* **Requirement**
Take from the records below each line that holds "Test".

### Records supplied ###

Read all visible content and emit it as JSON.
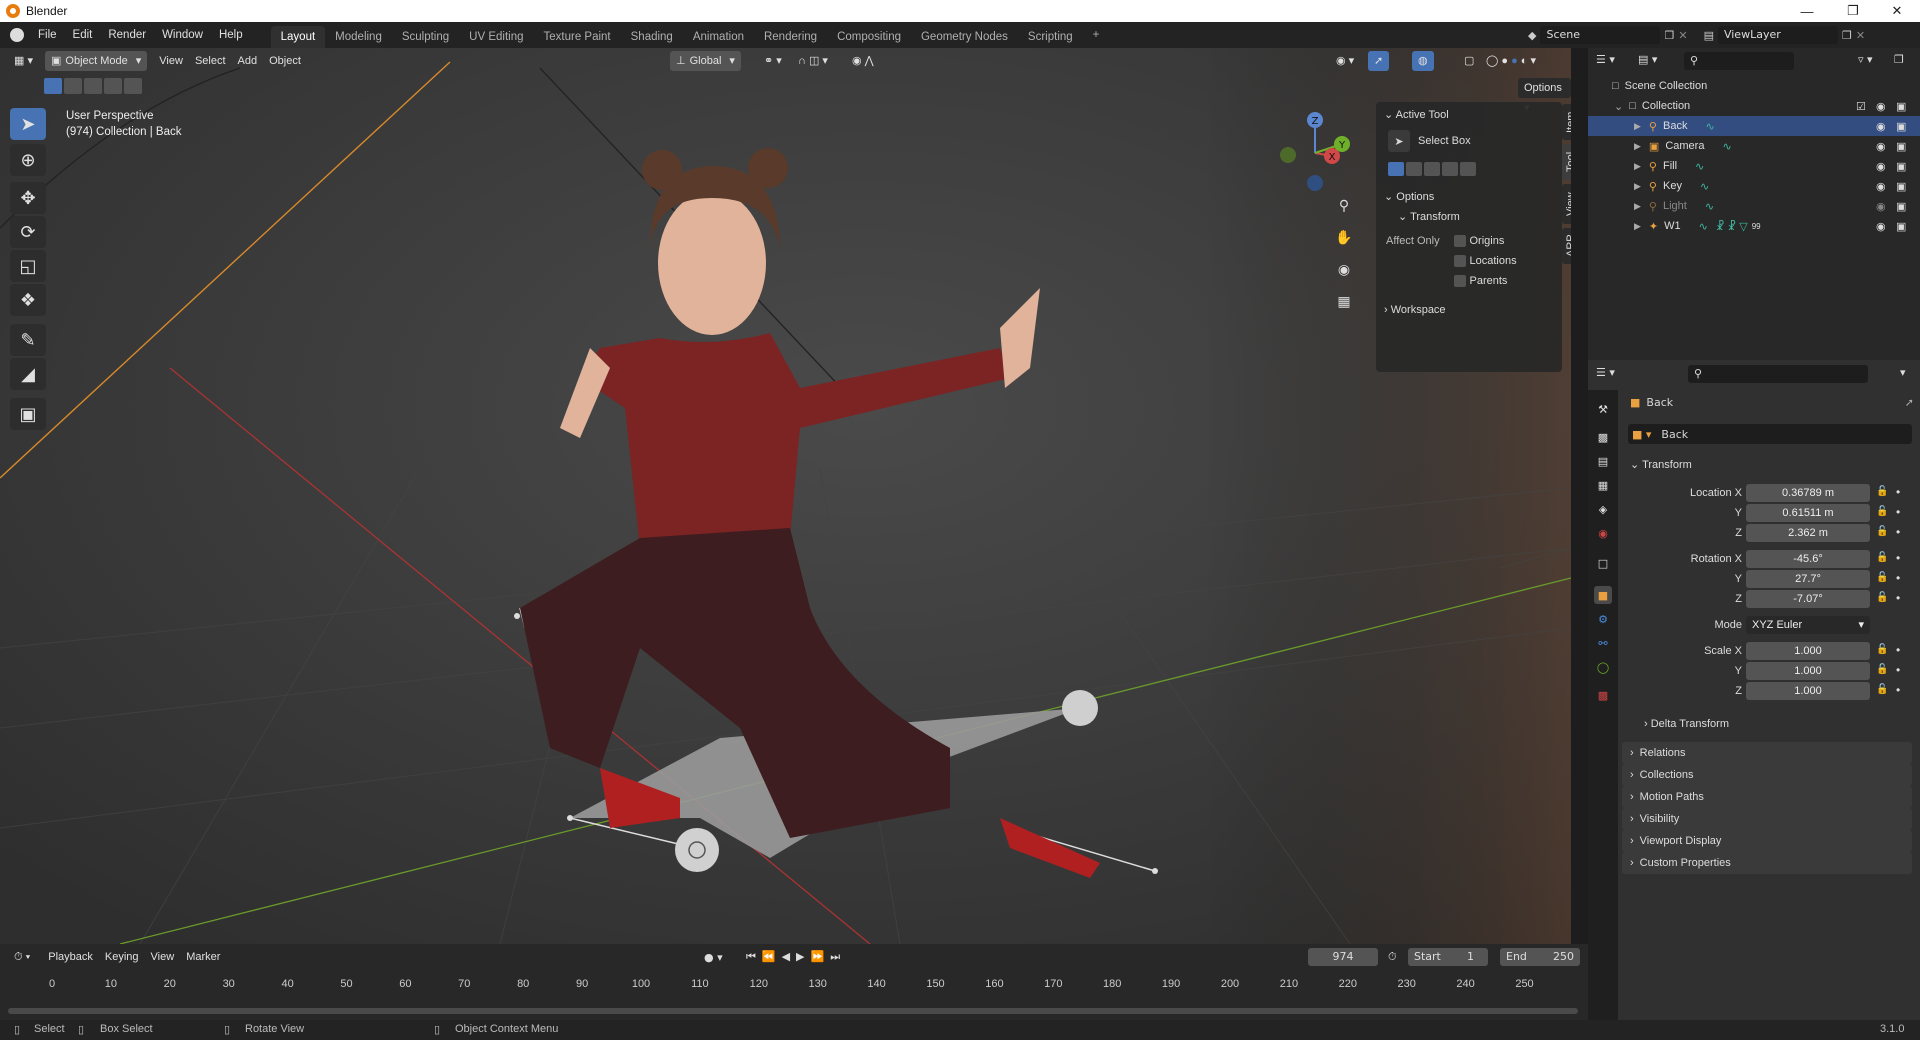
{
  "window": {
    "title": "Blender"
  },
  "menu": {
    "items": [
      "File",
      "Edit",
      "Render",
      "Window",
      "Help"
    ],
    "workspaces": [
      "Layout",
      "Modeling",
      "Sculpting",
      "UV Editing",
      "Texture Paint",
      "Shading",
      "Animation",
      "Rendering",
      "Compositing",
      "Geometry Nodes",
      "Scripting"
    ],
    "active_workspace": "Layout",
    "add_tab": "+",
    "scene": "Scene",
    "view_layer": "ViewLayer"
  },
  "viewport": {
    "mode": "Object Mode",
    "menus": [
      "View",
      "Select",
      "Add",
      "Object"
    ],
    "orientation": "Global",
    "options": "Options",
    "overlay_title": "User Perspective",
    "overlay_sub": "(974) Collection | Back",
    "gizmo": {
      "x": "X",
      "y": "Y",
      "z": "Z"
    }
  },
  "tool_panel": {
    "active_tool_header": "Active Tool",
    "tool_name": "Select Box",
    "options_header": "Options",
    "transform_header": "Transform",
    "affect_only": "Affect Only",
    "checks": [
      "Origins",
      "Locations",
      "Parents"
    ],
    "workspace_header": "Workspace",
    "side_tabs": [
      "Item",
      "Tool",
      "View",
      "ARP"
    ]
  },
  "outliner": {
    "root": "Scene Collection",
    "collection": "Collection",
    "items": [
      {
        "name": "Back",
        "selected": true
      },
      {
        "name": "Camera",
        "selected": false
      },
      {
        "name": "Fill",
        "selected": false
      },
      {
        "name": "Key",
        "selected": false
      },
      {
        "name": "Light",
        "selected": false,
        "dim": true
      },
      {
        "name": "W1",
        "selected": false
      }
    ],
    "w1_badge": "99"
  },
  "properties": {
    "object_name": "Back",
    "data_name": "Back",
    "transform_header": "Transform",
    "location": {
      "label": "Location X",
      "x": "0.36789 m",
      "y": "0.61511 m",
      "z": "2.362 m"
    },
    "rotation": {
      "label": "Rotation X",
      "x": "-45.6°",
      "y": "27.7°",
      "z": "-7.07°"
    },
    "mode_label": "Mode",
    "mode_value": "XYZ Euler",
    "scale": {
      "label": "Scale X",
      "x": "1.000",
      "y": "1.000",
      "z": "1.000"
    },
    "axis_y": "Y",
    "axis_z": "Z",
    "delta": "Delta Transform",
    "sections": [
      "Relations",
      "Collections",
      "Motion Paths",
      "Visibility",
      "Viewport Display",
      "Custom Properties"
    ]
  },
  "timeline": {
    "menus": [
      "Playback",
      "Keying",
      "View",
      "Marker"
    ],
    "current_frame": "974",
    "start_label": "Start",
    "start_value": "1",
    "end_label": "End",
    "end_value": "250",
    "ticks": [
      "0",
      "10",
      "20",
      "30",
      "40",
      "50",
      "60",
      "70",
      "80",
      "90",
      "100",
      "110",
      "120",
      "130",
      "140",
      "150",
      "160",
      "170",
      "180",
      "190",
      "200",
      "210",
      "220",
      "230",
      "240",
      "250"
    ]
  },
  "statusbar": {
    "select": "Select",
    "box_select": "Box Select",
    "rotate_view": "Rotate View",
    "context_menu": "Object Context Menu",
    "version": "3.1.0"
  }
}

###
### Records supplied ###

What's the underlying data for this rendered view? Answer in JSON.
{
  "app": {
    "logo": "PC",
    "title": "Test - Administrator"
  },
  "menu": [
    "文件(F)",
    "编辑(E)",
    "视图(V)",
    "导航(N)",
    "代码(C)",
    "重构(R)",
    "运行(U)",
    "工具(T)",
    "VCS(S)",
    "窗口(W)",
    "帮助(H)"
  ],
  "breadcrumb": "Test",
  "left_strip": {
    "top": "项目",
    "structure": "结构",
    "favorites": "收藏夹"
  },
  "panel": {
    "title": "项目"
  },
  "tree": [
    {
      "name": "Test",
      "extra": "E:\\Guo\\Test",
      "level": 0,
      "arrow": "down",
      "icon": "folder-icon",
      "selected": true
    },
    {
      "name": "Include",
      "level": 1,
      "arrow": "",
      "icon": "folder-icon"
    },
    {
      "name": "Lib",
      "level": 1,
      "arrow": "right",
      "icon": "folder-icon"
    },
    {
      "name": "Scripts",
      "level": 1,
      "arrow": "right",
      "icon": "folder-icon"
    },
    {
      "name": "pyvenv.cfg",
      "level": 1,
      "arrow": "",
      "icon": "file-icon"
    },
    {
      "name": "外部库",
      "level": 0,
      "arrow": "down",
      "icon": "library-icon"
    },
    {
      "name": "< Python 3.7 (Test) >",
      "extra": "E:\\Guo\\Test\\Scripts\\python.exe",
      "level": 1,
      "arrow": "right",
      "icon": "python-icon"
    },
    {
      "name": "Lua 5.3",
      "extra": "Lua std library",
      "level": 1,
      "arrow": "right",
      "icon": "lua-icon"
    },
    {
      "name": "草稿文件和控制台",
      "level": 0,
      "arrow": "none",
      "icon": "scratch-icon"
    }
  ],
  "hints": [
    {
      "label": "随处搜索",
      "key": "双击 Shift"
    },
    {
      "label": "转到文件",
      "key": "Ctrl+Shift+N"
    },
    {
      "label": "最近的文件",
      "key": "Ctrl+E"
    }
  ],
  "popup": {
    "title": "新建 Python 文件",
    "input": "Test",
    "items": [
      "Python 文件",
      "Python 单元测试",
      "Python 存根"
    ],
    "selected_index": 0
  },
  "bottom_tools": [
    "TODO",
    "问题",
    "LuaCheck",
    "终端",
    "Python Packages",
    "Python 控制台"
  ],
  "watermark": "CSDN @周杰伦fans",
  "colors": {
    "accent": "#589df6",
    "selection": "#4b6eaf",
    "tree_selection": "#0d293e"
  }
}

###

* **Output for this exercise**
    "title": "Test - Administrator"
  "breadcrumb": "Test",
      "name": "Test",
      "extra": "E:\\Guo\\Test",
      "name": "< Python 3.7 (Test) >",
      "extra": "E:\\Guo\\Test\\Scripts\\python.exe",
    "input": "Test",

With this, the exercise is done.